Collect each line of the records containing the string "Martina".
━━━━━━
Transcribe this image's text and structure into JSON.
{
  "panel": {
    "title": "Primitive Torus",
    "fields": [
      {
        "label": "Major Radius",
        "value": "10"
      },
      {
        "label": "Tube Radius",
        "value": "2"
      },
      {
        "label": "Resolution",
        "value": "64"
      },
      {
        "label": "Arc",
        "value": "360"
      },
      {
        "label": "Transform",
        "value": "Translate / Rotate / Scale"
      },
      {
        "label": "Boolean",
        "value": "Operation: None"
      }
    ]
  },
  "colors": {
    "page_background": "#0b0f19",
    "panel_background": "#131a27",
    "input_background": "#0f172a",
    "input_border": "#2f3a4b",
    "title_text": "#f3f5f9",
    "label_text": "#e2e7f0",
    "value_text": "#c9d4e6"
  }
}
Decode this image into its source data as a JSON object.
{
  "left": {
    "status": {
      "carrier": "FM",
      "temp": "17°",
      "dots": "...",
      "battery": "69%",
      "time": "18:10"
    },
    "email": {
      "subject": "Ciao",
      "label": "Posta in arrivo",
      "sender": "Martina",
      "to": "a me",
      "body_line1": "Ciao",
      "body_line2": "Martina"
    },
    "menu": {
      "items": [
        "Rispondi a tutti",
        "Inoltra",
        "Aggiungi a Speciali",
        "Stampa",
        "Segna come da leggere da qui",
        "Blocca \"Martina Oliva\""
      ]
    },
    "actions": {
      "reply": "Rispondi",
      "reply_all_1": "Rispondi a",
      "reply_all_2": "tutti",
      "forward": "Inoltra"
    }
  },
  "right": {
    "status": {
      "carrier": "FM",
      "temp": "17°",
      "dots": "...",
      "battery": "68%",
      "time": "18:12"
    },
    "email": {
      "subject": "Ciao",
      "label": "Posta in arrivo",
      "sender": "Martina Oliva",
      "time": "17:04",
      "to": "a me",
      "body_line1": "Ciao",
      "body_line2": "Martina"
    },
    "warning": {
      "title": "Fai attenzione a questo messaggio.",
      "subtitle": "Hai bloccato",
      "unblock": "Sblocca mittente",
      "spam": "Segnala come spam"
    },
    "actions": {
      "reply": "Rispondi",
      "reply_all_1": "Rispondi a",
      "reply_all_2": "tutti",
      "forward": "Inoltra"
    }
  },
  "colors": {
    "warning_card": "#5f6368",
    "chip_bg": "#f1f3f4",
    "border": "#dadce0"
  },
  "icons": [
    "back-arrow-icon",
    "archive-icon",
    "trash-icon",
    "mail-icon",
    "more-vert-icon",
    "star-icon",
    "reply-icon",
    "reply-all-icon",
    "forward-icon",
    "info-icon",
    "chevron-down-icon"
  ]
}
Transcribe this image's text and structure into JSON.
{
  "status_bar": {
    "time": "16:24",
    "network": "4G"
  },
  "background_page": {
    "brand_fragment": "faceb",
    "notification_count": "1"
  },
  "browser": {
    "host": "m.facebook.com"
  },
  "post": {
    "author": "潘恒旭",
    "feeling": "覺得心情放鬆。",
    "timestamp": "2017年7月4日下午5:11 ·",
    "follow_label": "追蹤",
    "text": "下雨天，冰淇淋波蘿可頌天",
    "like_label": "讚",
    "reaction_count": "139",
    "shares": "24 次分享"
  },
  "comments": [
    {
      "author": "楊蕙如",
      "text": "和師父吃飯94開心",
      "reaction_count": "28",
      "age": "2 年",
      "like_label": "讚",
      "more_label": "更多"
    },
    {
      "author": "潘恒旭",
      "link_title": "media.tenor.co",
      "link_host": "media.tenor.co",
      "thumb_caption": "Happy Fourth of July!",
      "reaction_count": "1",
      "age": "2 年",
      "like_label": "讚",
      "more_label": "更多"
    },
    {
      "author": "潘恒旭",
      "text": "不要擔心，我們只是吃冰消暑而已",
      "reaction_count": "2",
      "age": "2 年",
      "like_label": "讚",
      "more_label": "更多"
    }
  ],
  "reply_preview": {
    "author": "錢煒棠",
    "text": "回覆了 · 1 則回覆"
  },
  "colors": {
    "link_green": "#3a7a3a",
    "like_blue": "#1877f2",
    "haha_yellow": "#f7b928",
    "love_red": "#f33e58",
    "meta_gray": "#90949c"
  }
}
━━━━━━
** Answer to this problem **
      "sender": "Martina",
      "body_line2": "Martina"
        "Blocca \"Martina Oliva\""
      "sender": "Martina Oliva",
      "body_line2": "Martina"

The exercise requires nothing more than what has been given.